At the conclusion of the course, you will be asked to complete an evaluation.

Why is confidentiality in the simulator so important?

Because participants will often be stretched beyond what is familiar to them, mistakes are expected. It is important that team members feel safe in the simulated environment so they can fully participate. Discussions about individual or team performance cannot occur outside of their Simulation Center experience. Discussions outside of the Simulation Center must be confined to describing personal experiences with the Simulation Center in general. In addition, it is important to keep the clinical details of each scenario confidential so future teams can gain the same experience from the same scenario.

How can I get ready for a typical course?
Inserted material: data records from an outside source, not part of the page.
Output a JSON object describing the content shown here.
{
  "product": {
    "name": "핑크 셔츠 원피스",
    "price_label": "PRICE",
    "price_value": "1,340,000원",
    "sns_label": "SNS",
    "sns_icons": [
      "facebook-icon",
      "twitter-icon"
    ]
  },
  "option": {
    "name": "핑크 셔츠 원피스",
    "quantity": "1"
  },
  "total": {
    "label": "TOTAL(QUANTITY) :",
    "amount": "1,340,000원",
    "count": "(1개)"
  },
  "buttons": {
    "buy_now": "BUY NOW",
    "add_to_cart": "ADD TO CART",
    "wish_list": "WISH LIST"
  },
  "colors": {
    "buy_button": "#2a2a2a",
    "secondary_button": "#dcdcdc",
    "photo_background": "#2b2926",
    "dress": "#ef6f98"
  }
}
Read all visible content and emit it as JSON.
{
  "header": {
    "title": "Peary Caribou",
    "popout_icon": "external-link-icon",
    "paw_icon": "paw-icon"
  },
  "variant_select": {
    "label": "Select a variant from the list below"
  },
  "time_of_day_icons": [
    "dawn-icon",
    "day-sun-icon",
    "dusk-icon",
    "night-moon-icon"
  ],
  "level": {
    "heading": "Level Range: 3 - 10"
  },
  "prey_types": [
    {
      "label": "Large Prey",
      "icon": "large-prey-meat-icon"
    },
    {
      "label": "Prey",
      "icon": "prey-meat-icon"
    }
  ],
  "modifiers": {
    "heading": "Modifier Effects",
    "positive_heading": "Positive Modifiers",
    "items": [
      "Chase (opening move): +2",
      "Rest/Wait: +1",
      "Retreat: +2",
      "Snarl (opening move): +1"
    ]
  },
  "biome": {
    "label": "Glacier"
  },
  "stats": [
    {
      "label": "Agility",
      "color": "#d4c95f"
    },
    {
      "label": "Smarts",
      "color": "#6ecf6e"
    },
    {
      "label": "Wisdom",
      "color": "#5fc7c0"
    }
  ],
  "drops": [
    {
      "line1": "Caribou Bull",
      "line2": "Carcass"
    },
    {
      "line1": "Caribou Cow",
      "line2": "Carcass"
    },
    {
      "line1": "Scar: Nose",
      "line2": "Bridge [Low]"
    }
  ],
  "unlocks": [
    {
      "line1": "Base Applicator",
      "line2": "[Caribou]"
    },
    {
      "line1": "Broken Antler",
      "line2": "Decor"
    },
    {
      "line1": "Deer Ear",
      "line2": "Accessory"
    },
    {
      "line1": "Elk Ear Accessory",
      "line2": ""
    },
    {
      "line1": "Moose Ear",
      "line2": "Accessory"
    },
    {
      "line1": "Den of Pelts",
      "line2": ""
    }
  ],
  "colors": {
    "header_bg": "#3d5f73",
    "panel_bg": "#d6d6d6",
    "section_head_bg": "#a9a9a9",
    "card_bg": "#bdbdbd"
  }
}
  • Get a lot of rest the night before the course — it is a long day and can be somewhat stressful.
  • Be up to date on your organization’s policies and procedures around responding to emergencies.
  • Review BLS/PALS/NRP guidelines and response algorithms as they apply to your specialty practice.
  • Relax. This is the time to make mistakes, and ask a lot of questions — it is a risk-free environment.

What should I wear to the simulation course?

Wear what you would typically wear in the course of your clinical work day — scrubs, uniform, etc. Bring a stethoscope or other cognitive aids you might bring to work with you.

What is the cost and how are fees set?

Program fees are based on full-day training programs. The cost is $3,400 per day, which includes two half-days of training (on the same day) for two groups of up with eight people in each group.

Due to the high cost of fuel, we also charge $2 per mile, up to 500 miles, to help cover costs. There is no charge for more than 500 miles.

How do I enroll a team in the program?

Contact the Simulation Center via phone or email. Our phone number is 612-813-6988 and our email is [email protected].

Can I enroll individually?

Not at this time. Please contact us if you would like to see simulation training provided for your professional group or staff. Our phone number is 612-813-6988 and our email is [email protected].

Is CME/CEU available?

Continuing education credits are available for most courses. Certificates will be provided upon completion of training.

What kind of electrical and parking accommodations does your organization need to provide for the mobile simulation center?

  • 50 amp service is preferred (we can discuss plans with your facilities department)
  • 70 linear feet of level parking space
  • Safe access to the bus for participants